In January 1862, Charles Godwin courted Harriet Russell, finally unsuccessfully, with the subsequent traces: ''Like cadences of inexpressibly candy tune, your variety phrases got here to me: inflicting each nerve to vibrate as if electrified via a few remote pressure of heavenly harmony.'' virtually ten years later, Albert Janin, upon receiving a letter from his liked Violet Blair, spoke back with, ''I kissed your letter again and again, whatever the small-pox epidemic at ny, and gave myself as much as a carnival of bliss prior to breaking the envelope.'' And in October 1883, Dorothea Lummis wrote candidly to her husband Charles, ''I such as you to wish me, pricey, and if I have been basically with you, i'd include greater than the again of your neck, be sure.'' In Karen Lystra's richly provocative e-book, Searching the Heart, we listen the voices of Charles, Albert, Dorothea, and approximately 100 different nineteenth-century americans emerge from their strangely open, intimate, and emotional love letters. whereas historians of nineteenth-century the USA have explored a bunch of personal subject matters, together with courtship, marriage, contraception, sexuality, and intercourse roles, they've got continually overlooked the examine of romantic love. Lystra fills this hole by way of describing in bright element what it intended to fall in love in Victorian the United States. according to an enormous array of affection letters, the booklet unearths the life of a true openness--even playfulness--between female and male fans which demanding situations and expands extra conventional perspectives of middle-class inner most existence in Victorian the USA. Lystra refutes the typical trust that Victorian women and men held passionlessness as an excellent of their romantic relationships. allowing us to go into the hidden global of Victorian fanatics, the letters they left at the back of supply actual evidence of the depth in their such a lot deepest interactions, emotions, behaviors, and judgments. Lystra discusses how Victorians anthropomorphized love letters, treating them as real visits from their fanatics, insisting on interpreting them in seclusion, occasionally kissing them (as Albert does with Violet's), or even taking them to mattress. She additionally explores how courtship rituals--which incorporated the atmosphere and passing of exams of love--succeeded in construction special, emotional bonds among fans, and the way middle-class perspectives of romantic love, which inspired sharing wisdom and intimacy, gave ladies extra strength in the house. in the course of the medium of affection letters, Searching the Heart permits us to go into, left out, the Victorian bed room and parlor. we'll go away with a special view of middle-class Victorian the US.

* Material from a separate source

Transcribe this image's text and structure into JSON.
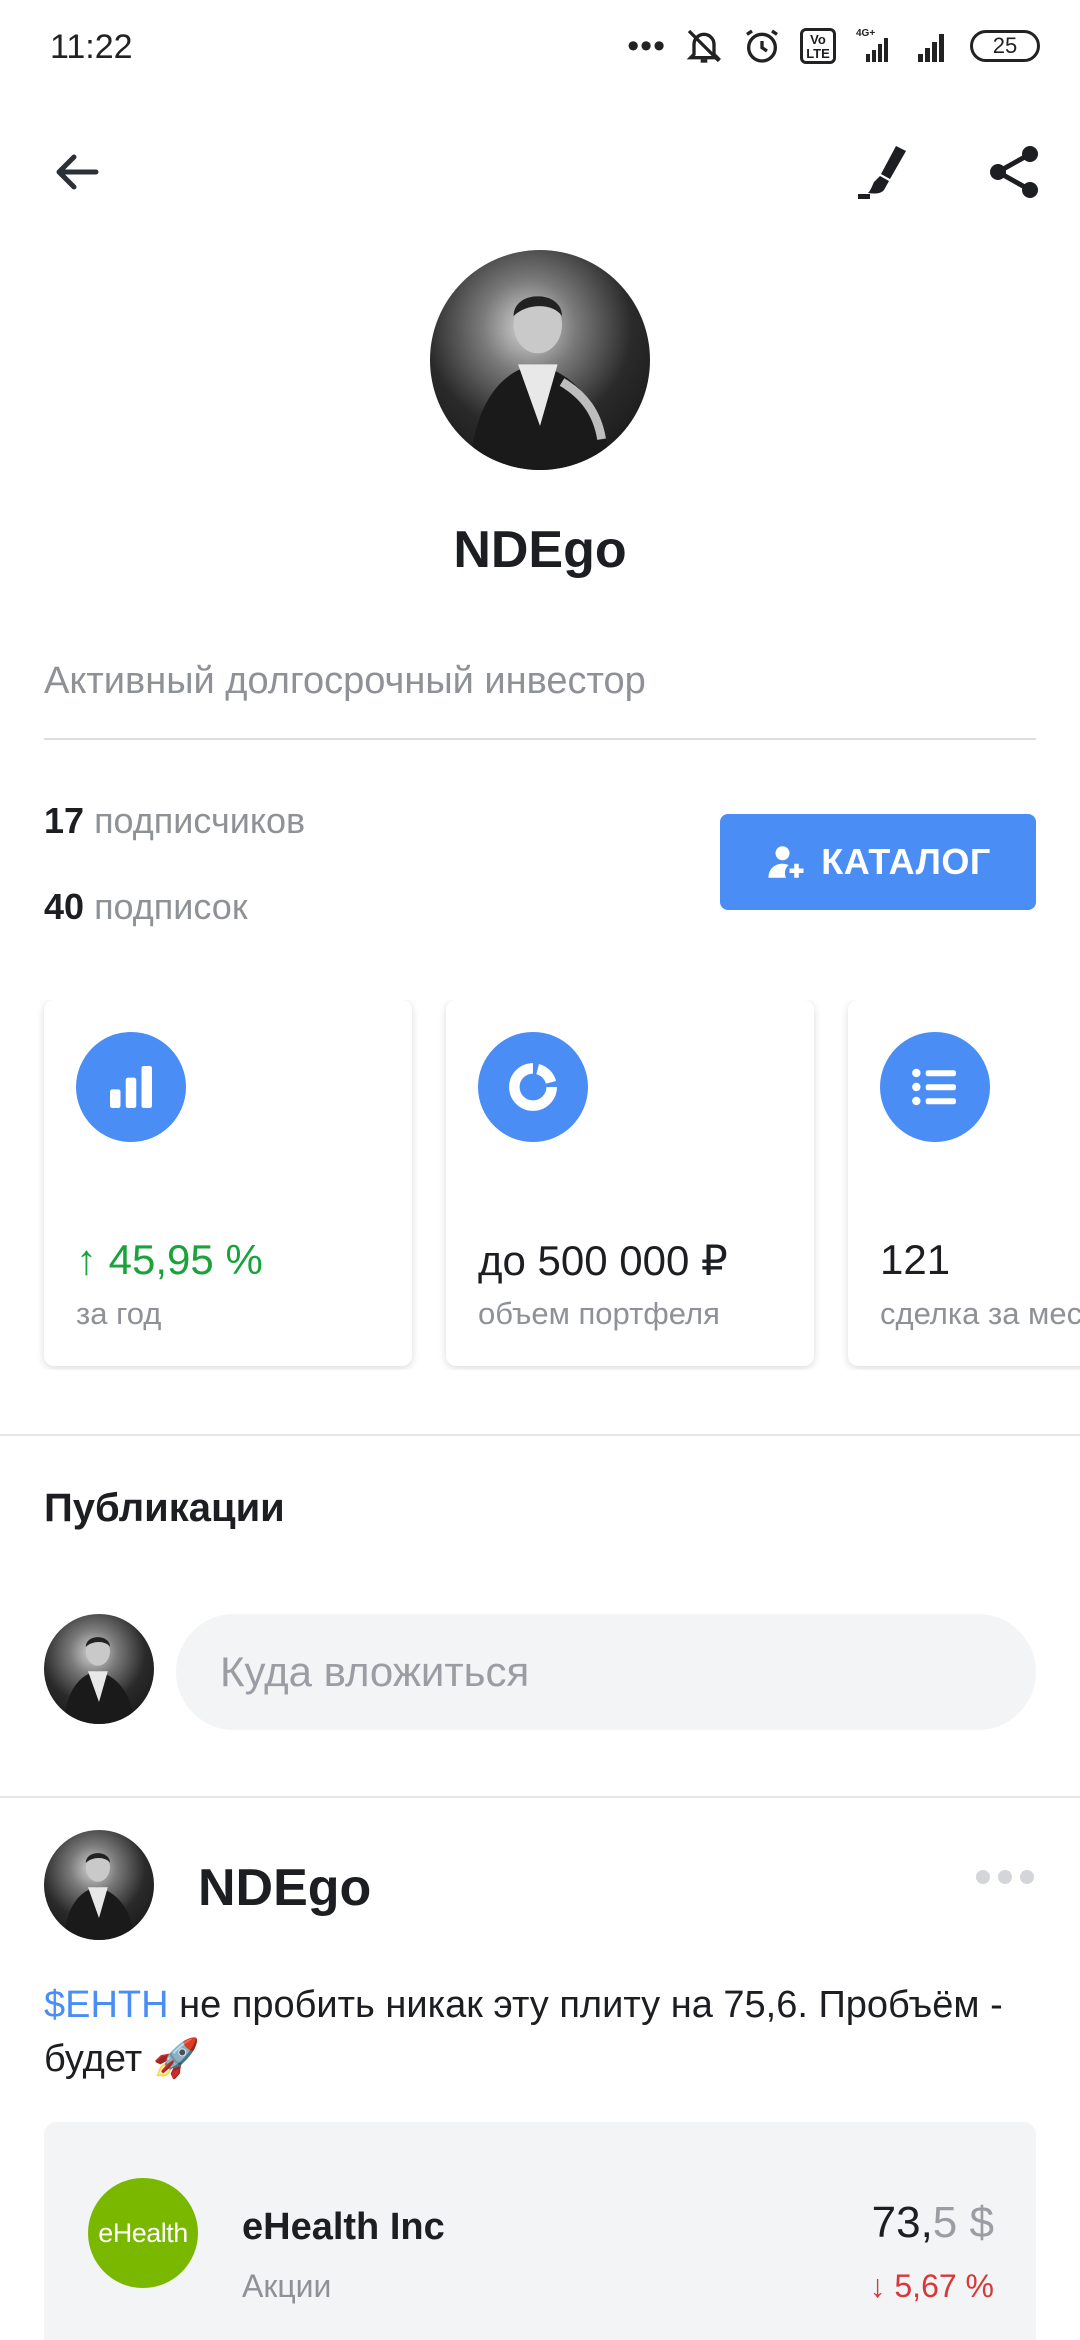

By Lucy Norris
In modern day globally hooked up market, a marriage sari in rural north India may well develop into a woman's shirt or cushion disguise in a Western boutique. Lucy Norris’s anthropological research of the recycling of garments in Delhi follows clothing as they're talented, worn, passed on, discarded, recycled, and bought once again. presents of garments are used to make and holiday relationships inside middle-class families, yet a becoming surplus of undesirable garments now contributes to an international glut of fabric waste. while outdated garments is, for example, bartered for brand new kitchen utensils, it enters an enormous waste commodity approach during which it can be resold to the terrible or remade into new textiles and exported. Norris lines those neighborhood and transnational flows via houses and markets as she tells the tales of the folk who paintings within the principally hidden global of material recycling.